■ Your goal:
Filter these entries down to the lines that hold the word "Charity", and show each of them.

■ Source data:
□ □ □ □ □
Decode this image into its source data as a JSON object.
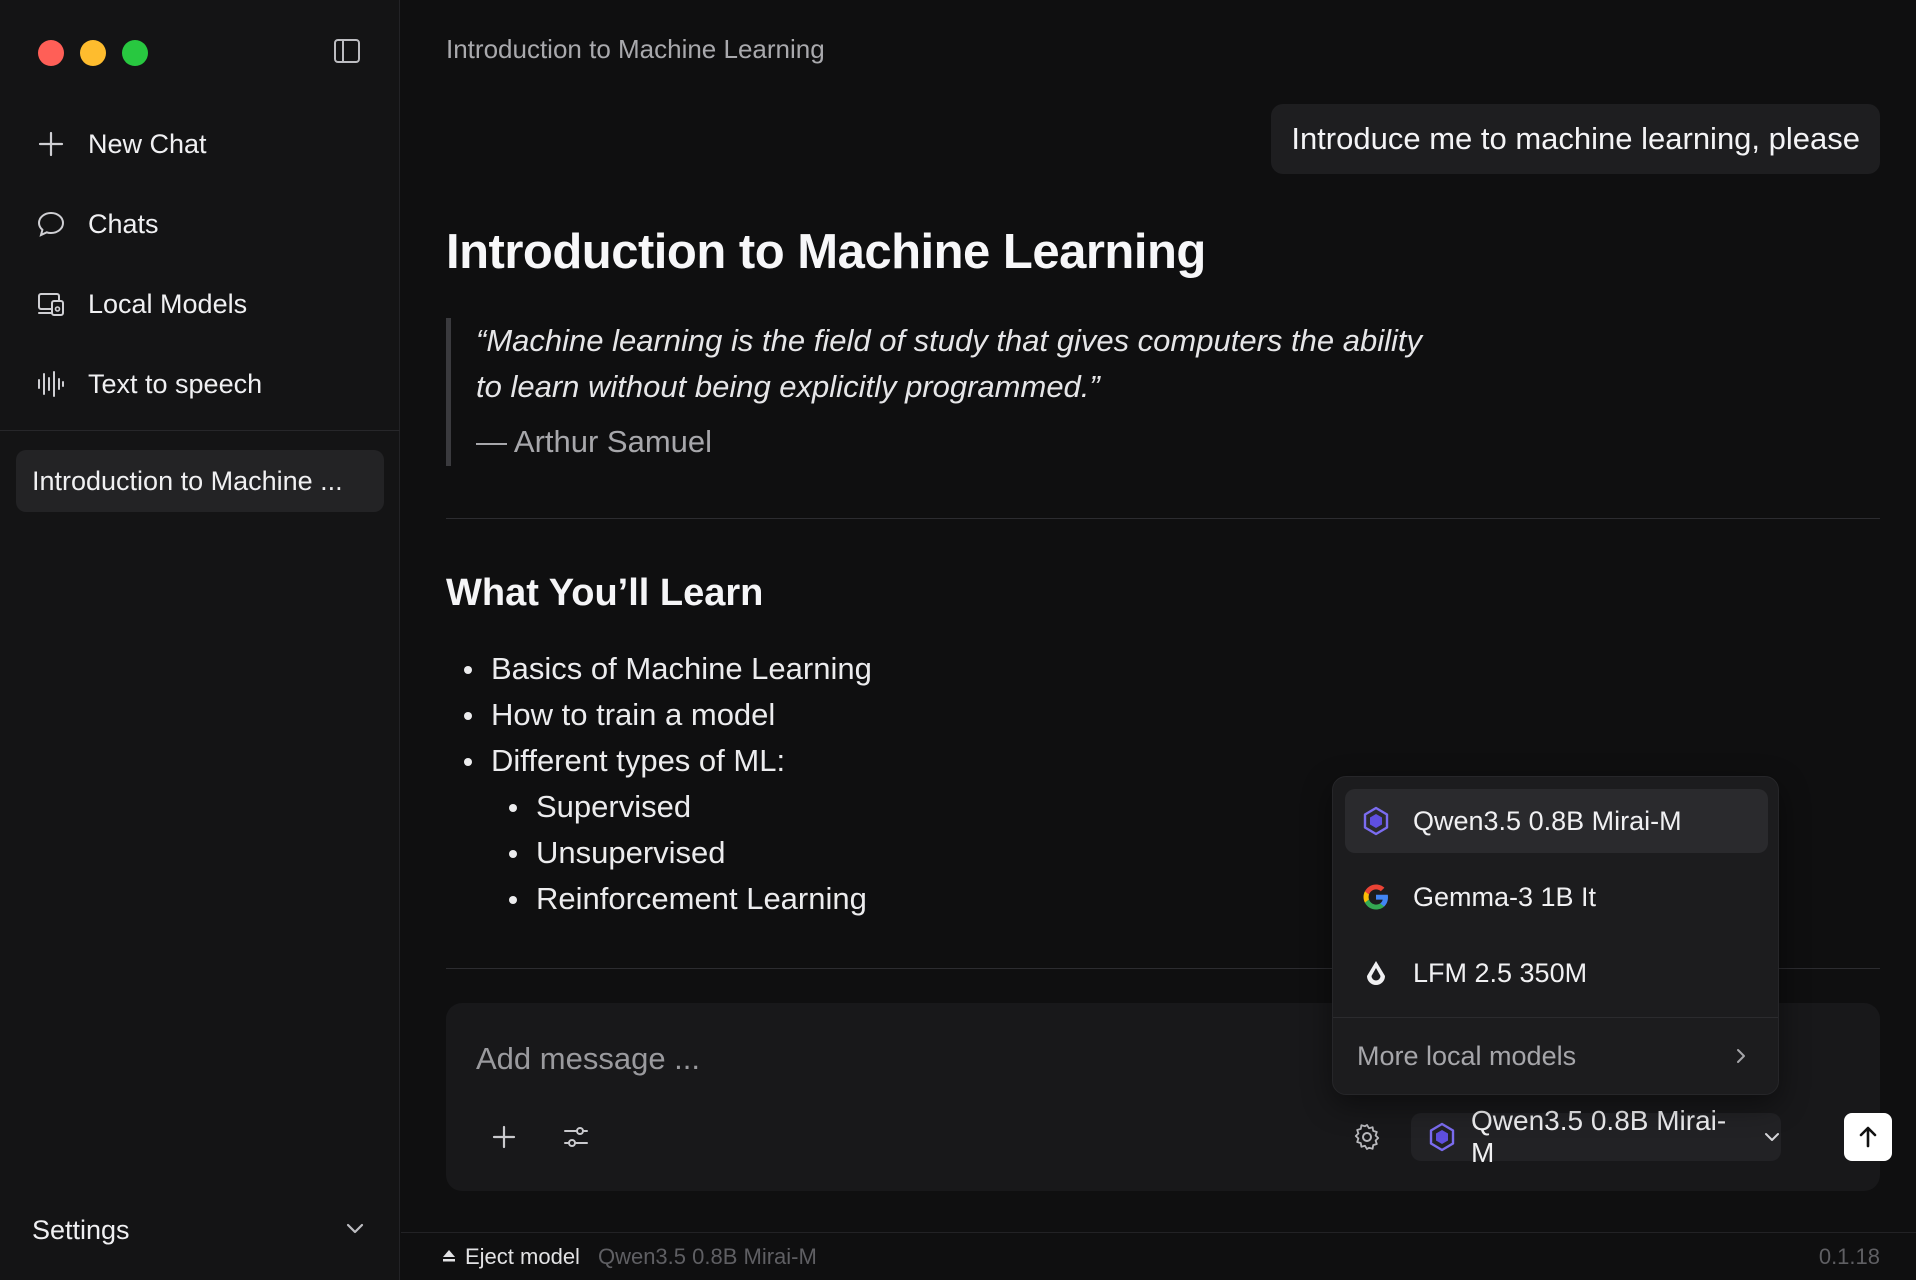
{
  "sidebar": {
    "items": [
      {
        "label": "New Chat",
        "icon": "plus-icon"
      },
      {
        "label": "Chats",
        "icon": "chat-bubble-icon"
      },
      {
        "label": "Local Models",
        "icon": "local-models-icon"
      },
      {
        "label": "Text to speech",
        "icon": "waveform-icon"
      }
    ],
    "chats": [
      {
        "label": "Introduction to Machine ..."
      }
    ],
    "settings_label": "Settings"
  },
  "header": {
    "title": "Introduction to Machine Learning"
  },
  "conversation": {
    "user_message": "Introduce me to machine learning, please",
    "response": {
      "title": "Introduction to Machine Learning",
      "quote": "“Machine learning is the field of study that gives computers the ability to learn without being explicitly programmed.”",
      "quote_author": "— Arthur Samuel",
      "section_title": "What You’ll Learn",
      "bullets": [
        "Basics of Machine Learning",
        "How to train a model",
        "Different types of ML:"
      ],
      "sub_bullets": [
        "Supervised",
        "Unsupervised",
        "Reinforcement Learning"
      ]
    }
  },
  "composer": {
    "placeholder": "Add message ...",
    "selected_model": "Qwen3.5 0.8B Mirai-M"
  },
  "model_dropdown": {
    "options": [
      {
        "label": "Qwen3.5 0.8B Mirai-M",
        "icon": "qwen-icon",
        "selected": true
      },
      {
        "label": "Gemma-3 1B It",
        "icon": "google-icon",
        "selected": false
      },
      {
        "label": "LFM 2.5 350M",
        "icon": "liquid-icon",
        "selected": false
      }
    ],
    "more_label": "More local models"
  },
  "statusbar": {
    "eject_label": "Eject model",
    "model": "Qwen3.5 0.8B Mirai-M",
    "version": "0.1.18"
  },
  "colors": {
    "background": "#0f0f10",
    "sidebar": "#141415",
    "accent_qwen": "#6c5ce7",
    "close": "#ff5f57",
    "minimize": "#febc2e",
    "zoom": "#28c840"
  }
}
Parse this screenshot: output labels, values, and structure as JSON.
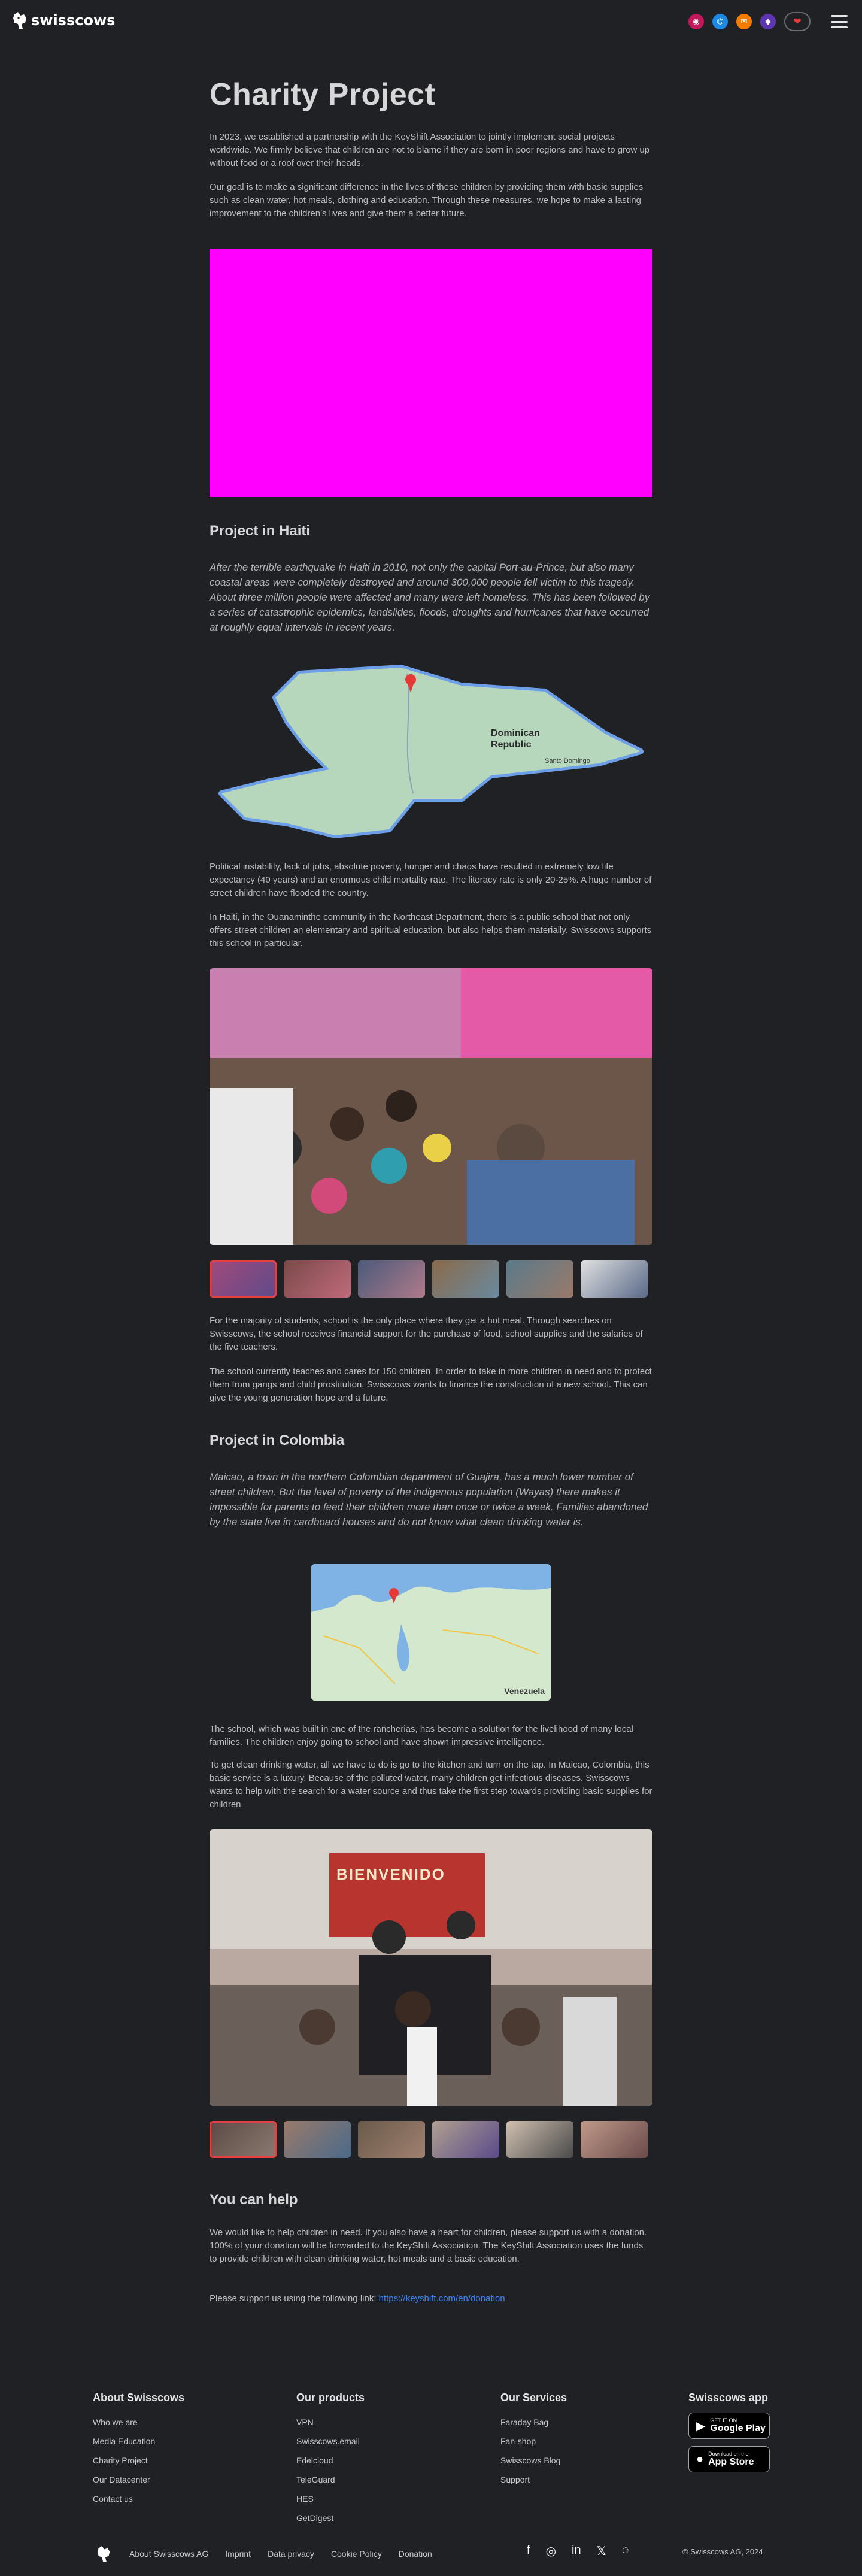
{
  "header": {
    "logo_text": "swisscows",
    "icons": [
      "vpn-icon",
      "teleguard-icon",
      "mail-icon",
      "hes-icon"
    ],
    "heart_label": "❤"
  },
  "page": {
    "title": "Charity Project",
    "intro_paragraphs": [
      "In 2023, we established a partnership with the KeyShift Association to jointly implement social projects worldwide. We firmly believe that children are not to blame if they are born in poor regions and have to grow up without food or a roof over their heads.",
      "Our goal is to make a significant difference in the lives of these children by providing them with basic supplies such as clean water, hot meals, clothing and education. Through these measures, we hope to make a lasting improvement to the children's lives and give them a better future."
    ]
  },
  "haiti": {
    "heading": "Project in Haiti",
    "lead": "After the terrible earthquake in Haiti in 2010, not only the capital Port-au-Prince, but also many coastal areas were completely destroyed and around 300,000 people fell victim to this tragedy. About three million people were affected and many were left homeless. This has been followed by a series of catastrophic epidemics, landslides, floods, droughts and hurricanes that have occurred at roughly equal intervals in recent years.",
    "map_label": "Dominican Republic",
    "map_city": "Santo Domingo",
    "paragraphs": [
      "Political instability, lack of jobs, absolute poverty, hunger and chaos have resulted in extremely low life expectancy (40 years) and an enormous child mortality rate. The literacy rate is only 20-25%. A huge number of street children have flooded the country.",
      "In Haiti, in the Ouanaminthe community in the Northeast Department, there is a public school that not only offers street children an elementary and spiritual education, but also helps them materially. Swisscows supports this school in particular."
    ],
    "paragraphs_after": [
      "For the majority of students, school is the only place where they get a hot meal. Through searches on Swisscows, the school receives financial support for the purchase of food, school supplies and the salaries of the five teachers.",
      "The school currently teaches and cares for 150 children. In order to take in more children in need and to protect them from gangs and child prostitution, Swisscows wants to finance the construction of a new school. This can give the young generation hope and a future."
    ]
  },
  "colombia": {
    "heading": "Project in Colombia",
    "lead": "Maicao, a town in the northern Colombian department of Guajira, has a much lower number of street children. But the level of poverty of the indigenous population (Wayas) there makes it impossible for parents to feed their children more than once or twice a week. Families abandoned by the state live in cardboard houses and do not know what clean drinking water is.",
    "map_label": "Venezuela",
    "paragraphs": [
      "The school, which was built in one of the rancherias, has become a solution for the livelihood of many local families. The children enjoy going to school and have shown impressive intelligence.",
      "To get clean drinking water, all we have to do is go to the kitchen and turn on the tap. In Maicao, Colombia, this basic service is a luxury. Because of the polluted water, many children get infectious diseases. Swisscows wants to help with the search for a water source and thus take the first step towards providing basic supplies for children."
    ],
    "photo_banner": "BIENVENIDO"
  },
  "help": {
    "heading": "You can help",
    "paragraph": "We would like to help children in need. If you also have a heart for children, please support us with a donation. 100% of your donation will be forwarded to the KeyShift Association. The KeyShift Association uses the funds to provide children with clean drinking water, hot meals and a basic education.",
    "link_prefix": "Please support us using the following link: ",
    "link_text": "https://keyshift.com/en/donation"
  },
  "footer": {
    "about": {
      "title": "About Swisscows",
      "items": [
        "Who we are",
        "Media Education",
        "Charity Project",
        "Our Datacenter",
        "Contact us"
      ]
    },
    "products": {
      "title": "Our products",
      "items": [
        "VPN",
        "Swisscows.email",
        "Edelcloud",
        "TeleGuard",
        "HES",
        "GetDigest"
      ]
    },
    "services": {
      "title": "Our Services",
      "items": [
        "Faraday Bag",
        "Fan-shop",
        "Swisscows Blog",
        "Support"
      ]
    },
    "app": {
      "title": "Swisscows app",
      "google_small": "GET IT ON",
      "google_big": "Google Play",
      "apple_small": "Download on the",
      "apple_big": "App Store"
    },
    "bottom_links": [
      "About Swisscows AG",
      "Imprint",
      "Data privacy",
      "Cookie Policy",
      "Donation"
    ],
    "social_icons": [
      "facebook-icon",
      "instagram-icon",
      "linkedin-icon",
      "x-icon",
      "teleguard-icon"
    ],
    "copyright": "© Swisscows AG, 2024"
  },
  "colors": {
    "background": "#202124",
    "accent": "#e2413f",
    "link": "#3b82f6",
    "video_placeholder": "#ff00ff"
  }
}
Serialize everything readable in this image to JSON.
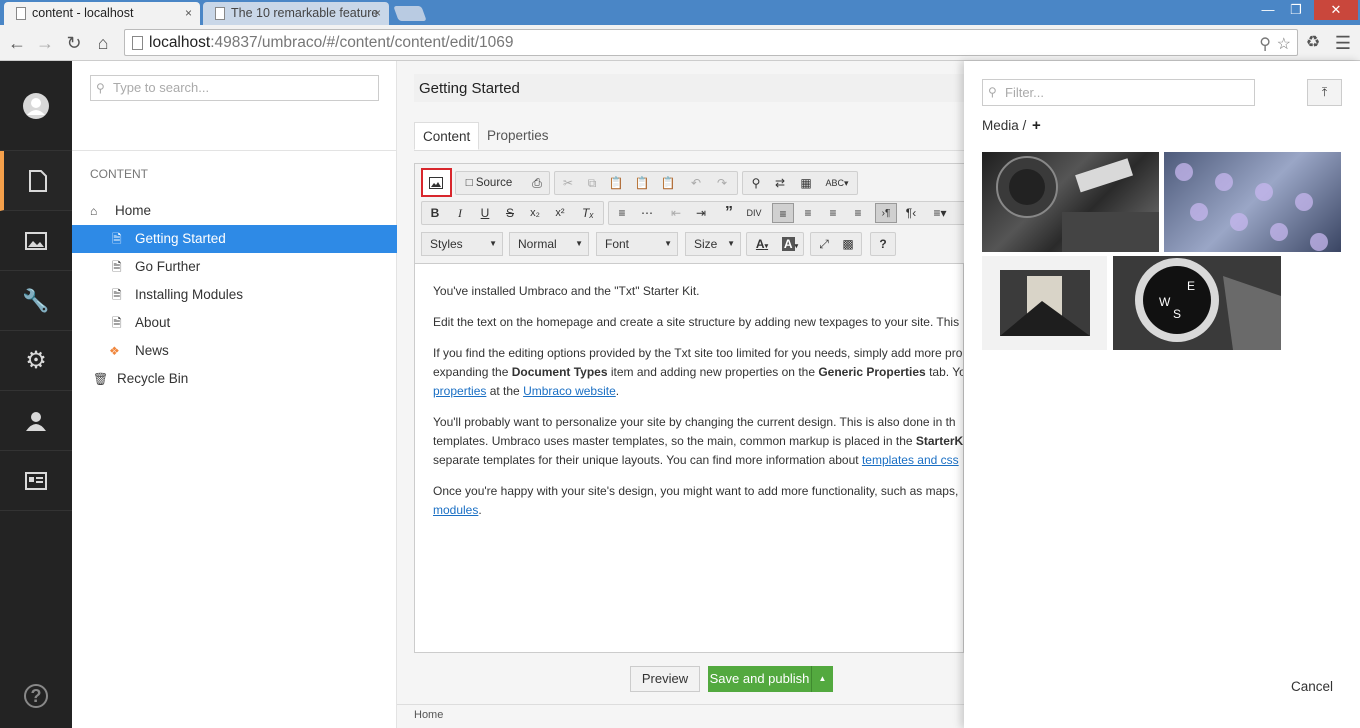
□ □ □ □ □
■ Answer box:
    "title": "Charity Project",
        "Charity Project",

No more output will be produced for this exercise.